An Anthology in Eleven Volumes. 1891.
Vols. IX–XI: Literature of the Republic, Part IV., 1861–1889


By Benjamin Franklin Taylor (1819–1887)

[Born in Lowville, N. Y., 1819. Died in Cleveland, O., 1887. From Old-Time Pictures, and Sheaves of Rhyme. 1874.]

WHEN October comes,

And poplars drift their leafage down in flakes of gold below,

And beeches burn like twilight fires that used to tell of snow,

And maples bursting into flame set all the hills a-fire,

And Summer from her evergreens sees Paradise draw nigher—

A thousand sunsets all at once distil like Hermon’s dew,

And linger on the waiting woods and stain them through and through,

As if all earth had blossomed out, one grand Corinthian flower,

To crown Time’s graceful capital for just one gorgeous hour!

They strike their colors to the king of all the stately throng—

He comes in pomp, OCTOBER! To him all times belong:

The frost is on his sandals, but the flush is on his cheeks,

September sheaves are in his arms, June voices when he speaks;

The elms lift bravely like a torch within a Grecian hand:

See where they light the Monarch on through all the splendid land!

The sun puts on a human look behind the hazy fold,

The mid-year moon of silver is struck anew in gold,

In honor of the very day that Moses saw of old,

For in the Burning Bush that blazed as quenchless as a sword
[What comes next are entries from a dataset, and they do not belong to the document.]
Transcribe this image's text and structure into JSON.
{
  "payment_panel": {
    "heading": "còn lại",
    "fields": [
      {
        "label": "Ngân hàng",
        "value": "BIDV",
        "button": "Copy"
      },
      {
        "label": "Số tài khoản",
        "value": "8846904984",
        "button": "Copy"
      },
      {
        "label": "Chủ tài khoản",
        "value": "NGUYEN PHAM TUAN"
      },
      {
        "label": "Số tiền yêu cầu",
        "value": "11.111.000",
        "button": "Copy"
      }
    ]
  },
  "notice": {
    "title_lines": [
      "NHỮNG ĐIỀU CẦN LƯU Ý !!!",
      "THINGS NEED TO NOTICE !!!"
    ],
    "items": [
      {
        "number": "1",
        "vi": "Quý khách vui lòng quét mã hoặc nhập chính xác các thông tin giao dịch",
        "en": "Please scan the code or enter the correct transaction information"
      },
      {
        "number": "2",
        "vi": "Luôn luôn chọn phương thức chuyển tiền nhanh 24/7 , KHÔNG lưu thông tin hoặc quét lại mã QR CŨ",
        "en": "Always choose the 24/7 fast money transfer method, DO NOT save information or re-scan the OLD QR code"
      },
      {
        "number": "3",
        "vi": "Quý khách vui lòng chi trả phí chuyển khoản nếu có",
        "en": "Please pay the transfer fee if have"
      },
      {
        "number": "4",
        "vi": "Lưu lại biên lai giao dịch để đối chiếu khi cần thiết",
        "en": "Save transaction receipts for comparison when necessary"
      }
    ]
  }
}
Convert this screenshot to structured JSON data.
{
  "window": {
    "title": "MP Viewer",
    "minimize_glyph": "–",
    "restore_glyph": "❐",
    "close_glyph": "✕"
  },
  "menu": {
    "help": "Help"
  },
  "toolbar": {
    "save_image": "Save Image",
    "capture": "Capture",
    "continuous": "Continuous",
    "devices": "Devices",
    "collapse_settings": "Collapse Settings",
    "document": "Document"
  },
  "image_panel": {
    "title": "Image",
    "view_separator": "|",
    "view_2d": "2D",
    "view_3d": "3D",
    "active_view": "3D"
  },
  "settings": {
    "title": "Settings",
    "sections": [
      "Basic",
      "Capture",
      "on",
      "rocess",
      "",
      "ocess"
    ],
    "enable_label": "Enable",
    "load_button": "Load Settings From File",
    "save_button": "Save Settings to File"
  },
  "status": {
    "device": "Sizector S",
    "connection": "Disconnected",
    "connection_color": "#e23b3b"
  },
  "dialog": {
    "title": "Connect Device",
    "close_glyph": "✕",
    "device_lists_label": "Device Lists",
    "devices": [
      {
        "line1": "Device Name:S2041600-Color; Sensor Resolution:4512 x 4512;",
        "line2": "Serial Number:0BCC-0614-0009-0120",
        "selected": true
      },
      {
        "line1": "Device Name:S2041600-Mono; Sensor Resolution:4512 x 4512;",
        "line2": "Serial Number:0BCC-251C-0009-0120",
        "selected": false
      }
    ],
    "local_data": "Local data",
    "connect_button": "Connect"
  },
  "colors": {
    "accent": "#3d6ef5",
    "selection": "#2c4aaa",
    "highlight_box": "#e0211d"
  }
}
The old Lieutenant first beheld October and the Lord!

Ah, then, October, let it be—

I’ll claim my dying day from thee!